(with surfactant
to attract particles
to one phase)

(UV bandgap)

[ Y. Fink, A. M. Urbas, M. G. Bawendi, J. D. Joannopoulos, E. L. Thomas, J. Lightwave Tech. 17, 1963 (1999) ]
Block-Copolymer 1d Visible Bandgap
/ homopolymer

Flexible material:
bandgap can be
shifted by stretching it!

reflection for differing homopolymer %

dark/light:
polystyrene/polyisoprene

n = 1.59/1.51

[ A. Urbas et al., Advanced Materials 12, 812 (2000) ]


Block-Copolymer 2d Crystal

[ Y. Fink, A. M. Urbas, M. G. Bawendi, J. D. Joannopoulos, E. L. Thomas, J. Lightwave Tech. 17, 1963 (1999) ]
Be GLAD: Even more crystals!
GLAD = GLancing Angle Deposition

15% gap for Si/air


diamond-like
with broken bonds
doubled unit cell, so gap between 4th & 5th bands

[ O. Toader and S. John, Science 292, 1133 (2001) ]


GLAD it works?
seed posts

glancing-angle Si
only builds up
on protrusions
rotate to
evaporated spiral
Si

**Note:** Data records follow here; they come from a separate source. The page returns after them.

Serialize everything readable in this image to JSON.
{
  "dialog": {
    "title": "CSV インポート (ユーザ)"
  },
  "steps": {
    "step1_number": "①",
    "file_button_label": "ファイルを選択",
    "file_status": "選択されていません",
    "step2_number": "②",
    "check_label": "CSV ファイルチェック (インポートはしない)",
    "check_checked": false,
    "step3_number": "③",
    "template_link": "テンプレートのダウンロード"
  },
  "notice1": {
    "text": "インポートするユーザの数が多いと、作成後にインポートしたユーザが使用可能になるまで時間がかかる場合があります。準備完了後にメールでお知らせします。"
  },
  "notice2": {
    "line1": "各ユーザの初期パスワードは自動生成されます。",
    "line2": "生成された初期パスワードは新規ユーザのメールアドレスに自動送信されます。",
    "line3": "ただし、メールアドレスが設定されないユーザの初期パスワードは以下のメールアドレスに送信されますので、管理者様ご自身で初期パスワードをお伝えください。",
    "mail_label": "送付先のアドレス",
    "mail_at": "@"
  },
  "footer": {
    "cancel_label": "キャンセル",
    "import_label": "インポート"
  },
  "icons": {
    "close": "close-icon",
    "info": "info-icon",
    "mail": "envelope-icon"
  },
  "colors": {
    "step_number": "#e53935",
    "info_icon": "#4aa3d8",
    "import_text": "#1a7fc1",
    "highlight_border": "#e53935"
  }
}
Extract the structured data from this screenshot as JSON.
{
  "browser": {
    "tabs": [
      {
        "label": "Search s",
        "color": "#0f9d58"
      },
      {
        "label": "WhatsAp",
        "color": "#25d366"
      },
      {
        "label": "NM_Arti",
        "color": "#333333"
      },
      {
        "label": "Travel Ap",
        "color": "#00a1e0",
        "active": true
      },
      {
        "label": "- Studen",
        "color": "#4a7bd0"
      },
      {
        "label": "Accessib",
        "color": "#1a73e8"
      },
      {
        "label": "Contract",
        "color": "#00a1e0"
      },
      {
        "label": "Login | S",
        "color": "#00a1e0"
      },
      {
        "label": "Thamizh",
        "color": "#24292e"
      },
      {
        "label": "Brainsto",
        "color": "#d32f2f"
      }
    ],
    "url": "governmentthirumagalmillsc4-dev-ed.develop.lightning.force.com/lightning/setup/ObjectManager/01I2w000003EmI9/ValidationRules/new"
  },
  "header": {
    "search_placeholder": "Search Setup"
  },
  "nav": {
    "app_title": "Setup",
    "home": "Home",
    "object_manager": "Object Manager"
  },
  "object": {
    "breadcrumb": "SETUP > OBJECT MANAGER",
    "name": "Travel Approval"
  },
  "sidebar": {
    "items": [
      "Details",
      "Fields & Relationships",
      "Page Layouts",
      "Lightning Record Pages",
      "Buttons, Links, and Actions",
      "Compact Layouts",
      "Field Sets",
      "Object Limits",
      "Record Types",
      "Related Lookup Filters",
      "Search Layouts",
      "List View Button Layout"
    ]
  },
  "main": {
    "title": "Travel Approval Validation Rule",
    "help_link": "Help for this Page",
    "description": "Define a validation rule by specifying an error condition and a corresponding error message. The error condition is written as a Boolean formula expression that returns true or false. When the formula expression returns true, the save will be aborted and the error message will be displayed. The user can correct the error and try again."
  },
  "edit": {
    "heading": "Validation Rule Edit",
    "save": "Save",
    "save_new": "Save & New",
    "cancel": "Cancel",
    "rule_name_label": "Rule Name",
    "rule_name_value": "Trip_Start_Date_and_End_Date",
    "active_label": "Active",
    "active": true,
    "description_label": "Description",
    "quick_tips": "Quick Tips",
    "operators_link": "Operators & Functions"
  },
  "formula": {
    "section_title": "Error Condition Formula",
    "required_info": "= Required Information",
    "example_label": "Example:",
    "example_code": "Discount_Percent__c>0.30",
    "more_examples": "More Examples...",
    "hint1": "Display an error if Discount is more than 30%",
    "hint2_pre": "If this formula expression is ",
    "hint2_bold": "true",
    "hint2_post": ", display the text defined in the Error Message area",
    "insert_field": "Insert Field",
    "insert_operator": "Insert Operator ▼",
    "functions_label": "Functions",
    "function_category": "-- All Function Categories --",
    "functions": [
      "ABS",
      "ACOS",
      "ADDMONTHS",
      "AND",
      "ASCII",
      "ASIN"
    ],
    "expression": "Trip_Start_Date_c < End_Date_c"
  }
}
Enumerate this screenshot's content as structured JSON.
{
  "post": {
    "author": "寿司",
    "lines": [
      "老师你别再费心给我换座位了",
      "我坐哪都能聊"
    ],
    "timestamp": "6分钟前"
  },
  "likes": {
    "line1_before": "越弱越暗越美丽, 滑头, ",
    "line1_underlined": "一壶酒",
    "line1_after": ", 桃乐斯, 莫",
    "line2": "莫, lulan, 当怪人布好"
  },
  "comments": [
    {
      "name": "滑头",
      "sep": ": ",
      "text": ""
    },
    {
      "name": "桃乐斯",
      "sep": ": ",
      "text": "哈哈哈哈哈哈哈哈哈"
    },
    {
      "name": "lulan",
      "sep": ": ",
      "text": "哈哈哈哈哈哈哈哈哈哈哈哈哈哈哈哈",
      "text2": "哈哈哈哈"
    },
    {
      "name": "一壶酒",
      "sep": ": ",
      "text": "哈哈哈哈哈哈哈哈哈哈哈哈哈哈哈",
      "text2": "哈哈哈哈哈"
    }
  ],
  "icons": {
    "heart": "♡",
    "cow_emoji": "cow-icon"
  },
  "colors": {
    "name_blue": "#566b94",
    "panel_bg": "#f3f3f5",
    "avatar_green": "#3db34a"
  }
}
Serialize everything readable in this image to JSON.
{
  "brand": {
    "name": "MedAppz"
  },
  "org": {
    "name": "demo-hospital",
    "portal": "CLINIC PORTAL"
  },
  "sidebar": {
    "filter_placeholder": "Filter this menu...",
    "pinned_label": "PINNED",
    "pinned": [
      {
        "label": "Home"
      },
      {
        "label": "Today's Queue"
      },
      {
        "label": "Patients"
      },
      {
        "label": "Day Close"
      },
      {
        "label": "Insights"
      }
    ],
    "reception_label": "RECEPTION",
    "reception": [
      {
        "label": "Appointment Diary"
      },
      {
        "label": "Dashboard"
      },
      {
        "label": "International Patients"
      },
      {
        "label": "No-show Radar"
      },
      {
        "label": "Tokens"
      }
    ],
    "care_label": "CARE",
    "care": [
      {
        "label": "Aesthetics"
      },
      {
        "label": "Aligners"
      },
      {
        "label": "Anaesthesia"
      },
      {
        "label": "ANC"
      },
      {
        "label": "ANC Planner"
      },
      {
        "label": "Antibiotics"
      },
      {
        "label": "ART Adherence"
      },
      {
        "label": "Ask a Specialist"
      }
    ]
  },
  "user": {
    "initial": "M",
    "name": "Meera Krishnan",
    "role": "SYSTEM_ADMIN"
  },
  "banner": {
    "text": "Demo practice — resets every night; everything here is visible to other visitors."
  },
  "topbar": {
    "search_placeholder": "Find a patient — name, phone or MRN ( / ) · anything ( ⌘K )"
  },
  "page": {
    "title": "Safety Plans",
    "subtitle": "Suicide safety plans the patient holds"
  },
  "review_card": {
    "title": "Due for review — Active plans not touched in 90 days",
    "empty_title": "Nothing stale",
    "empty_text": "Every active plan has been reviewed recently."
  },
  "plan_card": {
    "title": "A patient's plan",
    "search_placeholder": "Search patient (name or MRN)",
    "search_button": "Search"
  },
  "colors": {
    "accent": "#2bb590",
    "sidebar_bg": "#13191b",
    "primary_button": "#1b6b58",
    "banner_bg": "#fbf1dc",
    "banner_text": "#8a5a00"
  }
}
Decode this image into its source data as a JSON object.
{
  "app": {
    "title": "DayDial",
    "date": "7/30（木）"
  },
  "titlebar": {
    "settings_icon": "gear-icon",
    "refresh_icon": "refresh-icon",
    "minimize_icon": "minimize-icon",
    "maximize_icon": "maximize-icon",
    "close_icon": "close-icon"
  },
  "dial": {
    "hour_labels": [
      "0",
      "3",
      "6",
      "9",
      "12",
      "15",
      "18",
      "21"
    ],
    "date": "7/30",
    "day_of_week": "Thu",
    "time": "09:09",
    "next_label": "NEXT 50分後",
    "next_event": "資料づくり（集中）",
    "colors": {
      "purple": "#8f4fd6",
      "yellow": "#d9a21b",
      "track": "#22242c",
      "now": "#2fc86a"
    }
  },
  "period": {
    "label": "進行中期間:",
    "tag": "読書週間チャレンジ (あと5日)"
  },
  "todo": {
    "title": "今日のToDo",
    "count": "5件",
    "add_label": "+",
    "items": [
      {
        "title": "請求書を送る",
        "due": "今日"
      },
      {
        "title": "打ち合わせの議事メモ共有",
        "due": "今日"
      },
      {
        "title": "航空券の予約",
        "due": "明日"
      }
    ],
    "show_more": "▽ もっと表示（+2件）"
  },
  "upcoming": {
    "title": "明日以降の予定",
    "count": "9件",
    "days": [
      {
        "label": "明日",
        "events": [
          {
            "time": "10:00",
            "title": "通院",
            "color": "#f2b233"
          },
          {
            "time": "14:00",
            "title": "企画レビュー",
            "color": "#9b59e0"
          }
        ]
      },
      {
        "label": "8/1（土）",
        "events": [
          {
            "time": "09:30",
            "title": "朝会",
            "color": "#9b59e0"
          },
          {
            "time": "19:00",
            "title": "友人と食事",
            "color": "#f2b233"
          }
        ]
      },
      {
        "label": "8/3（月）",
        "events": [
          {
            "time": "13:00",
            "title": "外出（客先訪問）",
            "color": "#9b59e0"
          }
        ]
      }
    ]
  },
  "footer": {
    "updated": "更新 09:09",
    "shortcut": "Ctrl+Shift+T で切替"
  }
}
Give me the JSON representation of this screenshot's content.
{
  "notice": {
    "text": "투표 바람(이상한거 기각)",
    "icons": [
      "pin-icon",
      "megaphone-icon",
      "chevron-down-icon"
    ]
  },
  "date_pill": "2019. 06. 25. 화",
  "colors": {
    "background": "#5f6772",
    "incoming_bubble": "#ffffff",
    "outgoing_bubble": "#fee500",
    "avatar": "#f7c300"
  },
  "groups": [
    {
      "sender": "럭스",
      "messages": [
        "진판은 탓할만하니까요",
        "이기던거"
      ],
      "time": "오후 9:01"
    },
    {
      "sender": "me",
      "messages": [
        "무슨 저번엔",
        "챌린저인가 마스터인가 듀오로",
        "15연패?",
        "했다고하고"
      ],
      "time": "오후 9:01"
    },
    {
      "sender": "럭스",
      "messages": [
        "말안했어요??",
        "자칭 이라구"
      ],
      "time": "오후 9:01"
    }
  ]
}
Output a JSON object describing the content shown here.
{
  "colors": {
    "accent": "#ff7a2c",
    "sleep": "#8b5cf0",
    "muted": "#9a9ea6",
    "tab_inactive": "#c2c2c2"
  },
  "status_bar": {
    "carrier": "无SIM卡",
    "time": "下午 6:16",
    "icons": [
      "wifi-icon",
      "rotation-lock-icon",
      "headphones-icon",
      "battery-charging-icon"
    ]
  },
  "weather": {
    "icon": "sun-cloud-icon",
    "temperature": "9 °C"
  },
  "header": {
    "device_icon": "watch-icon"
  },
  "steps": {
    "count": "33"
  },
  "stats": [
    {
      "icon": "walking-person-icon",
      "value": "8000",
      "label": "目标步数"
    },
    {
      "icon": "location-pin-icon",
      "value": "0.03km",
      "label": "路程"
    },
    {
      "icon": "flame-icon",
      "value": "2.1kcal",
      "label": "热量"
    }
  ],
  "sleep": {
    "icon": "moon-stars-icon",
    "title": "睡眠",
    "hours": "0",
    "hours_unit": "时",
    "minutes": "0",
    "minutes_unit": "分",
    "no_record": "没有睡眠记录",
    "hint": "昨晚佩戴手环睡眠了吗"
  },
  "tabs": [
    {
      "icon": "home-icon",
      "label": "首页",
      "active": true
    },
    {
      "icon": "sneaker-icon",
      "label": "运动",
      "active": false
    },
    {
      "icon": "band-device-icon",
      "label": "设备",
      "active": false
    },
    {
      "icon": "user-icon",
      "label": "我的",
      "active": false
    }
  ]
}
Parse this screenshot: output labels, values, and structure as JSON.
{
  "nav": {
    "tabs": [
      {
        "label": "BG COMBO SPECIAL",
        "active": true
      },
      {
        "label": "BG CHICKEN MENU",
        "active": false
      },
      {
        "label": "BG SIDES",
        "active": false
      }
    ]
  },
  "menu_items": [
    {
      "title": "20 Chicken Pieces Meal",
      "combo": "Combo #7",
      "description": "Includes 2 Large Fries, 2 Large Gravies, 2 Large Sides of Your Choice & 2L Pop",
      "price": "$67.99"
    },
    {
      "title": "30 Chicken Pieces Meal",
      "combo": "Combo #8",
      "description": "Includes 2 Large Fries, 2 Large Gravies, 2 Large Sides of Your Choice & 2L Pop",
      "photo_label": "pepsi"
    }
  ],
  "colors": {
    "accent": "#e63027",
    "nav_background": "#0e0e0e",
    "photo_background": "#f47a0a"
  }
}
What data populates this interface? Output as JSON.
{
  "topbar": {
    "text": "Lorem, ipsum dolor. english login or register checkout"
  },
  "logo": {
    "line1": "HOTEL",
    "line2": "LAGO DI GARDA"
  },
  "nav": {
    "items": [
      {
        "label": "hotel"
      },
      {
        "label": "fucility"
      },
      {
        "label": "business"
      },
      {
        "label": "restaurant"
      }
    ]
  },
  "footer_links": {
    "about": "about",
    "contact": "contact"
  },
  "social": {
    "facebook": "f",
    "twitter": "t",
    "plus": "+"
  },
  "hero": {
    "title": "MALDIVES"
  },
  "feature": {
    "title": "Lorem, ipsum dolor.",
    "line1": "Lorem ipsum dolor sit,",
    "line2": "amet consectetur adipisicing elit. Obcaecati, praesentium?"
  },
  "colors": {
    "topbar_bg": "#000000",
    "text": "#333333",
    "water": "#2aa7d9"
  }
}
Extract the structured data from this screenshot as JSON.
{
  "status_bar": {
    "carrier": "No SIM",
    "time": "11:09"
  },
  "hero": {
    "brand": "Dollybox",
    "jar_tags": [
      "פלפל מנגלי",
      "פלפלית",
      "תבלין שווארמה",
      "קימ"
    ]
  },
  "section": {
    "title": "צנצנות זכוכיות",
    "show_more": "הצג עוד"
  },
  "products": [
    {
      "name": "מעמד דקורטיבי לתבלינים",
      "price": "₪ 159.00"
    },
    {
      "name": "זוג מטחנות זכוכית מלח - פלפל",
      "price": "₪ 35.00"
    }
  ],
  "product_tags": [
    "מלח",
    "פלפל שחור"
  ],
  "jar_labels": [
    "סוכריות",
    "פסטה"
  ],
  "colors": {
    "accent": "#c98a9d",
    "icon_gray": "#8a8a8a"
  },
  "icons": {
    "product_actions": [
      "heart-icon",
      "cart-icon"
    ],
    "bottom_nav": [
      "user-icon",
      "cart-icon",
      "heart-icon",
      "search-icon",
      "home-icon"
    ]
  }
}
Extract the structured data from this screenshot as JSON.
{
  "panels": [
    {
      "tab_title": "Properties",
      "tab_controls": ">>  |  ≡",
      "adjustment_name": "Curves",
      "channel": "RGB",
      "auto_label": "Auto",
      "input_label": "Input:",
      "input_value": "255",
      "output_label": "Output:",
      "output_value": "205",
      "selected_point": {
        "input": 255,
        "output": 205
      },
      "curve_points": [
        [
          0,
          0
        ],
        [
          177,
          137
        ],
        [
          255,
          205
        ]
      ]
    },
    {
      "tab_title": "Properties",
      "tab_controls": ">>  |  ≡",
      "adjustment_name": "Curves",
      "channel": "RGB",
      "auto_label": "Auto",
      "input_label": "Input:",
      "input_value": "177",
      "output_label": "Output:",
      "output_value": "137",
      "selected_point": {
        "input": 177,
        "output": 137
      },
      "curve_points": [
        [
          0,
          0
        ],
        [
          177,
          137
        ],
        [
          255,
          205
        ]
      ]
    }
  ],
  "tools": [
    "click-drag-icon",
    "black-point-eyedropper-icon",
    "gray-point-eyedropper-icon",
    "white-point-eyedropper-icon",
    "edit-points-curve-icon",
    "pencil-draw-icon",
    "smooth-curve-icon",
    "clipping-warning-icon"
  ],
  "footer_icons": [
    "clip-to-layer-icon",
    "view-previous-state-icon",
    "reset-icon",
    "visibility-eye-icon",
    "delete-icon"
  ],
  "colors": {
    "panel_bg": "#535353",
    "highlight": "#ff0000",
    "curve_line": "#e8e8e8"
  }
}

Si

[ S. R. Kennedy et al., Nano Letters 2, 59 (2002) ]


GLAD it works!

[ S. R. Kennedy et al., Nano Letters 2, 59 (2002) ]


A new twist on layer-by-layer

start with an old layer-by-layer modify


layering
slightly

(dont forget
the holes)
(14% gap for Si/SiO2/air)
[ S. Fan et al., Appl. Phys. Lett. 65, 1466 (1994) ]

[ S. Kawakami et al., Appl. Phys. Lett. 74, 463 (1999) ]


Auto-cloning
ions
neutral atoms

Competition between
3 processes clones
shape of substrate

diffuse deposition bias re-deposition


leaves trenches sputtering fills trenches
(shadows) cuts corners
(prefers 60)

so, only planar patterning


is in substrate
only drilling needs alignment
minimize etch roughness

[ S. Kawakami et al., Appl. Phys. Lett. 74, 463 (1999) ]


Auto-cloned Photonic Crystal

[ E. Kuramochi et al.,
Opt. Quantum. Elec. 34, 53 (2002) ]
Yablonovite
[ E. Yablonovitch, T. M. Gmitter, and K. M. Leung, Phys. Rev. Lett. 67, 2295 (1991) ]

diamond-like fcc crystal


earliest fabrication-amenable
alternative to diamond spheres

[ image: http://www.ee.ucla.edu/labs/photon/ ]

(Topology is very
similar to 2000
layer-by-layer crystal)
Making Yablonovite
e-beam mask + chemically-assisted ion-beam etching

GaAs

460nm

[ C. C. Cheng et al., Physica Scripta. T68, 17 (1996) ]


Making ~Yablonovite (II)
electrochemical + focused-ion-beam (FIB) etching

(deep vertical holes)

Si

l=3.1m

[ A. Chelnokov et al., Appl. Phys. Lett. 77, 2943 (2000) ]


in short:

Those experimentalists
are damned clever *

* either that, or they are out of their minds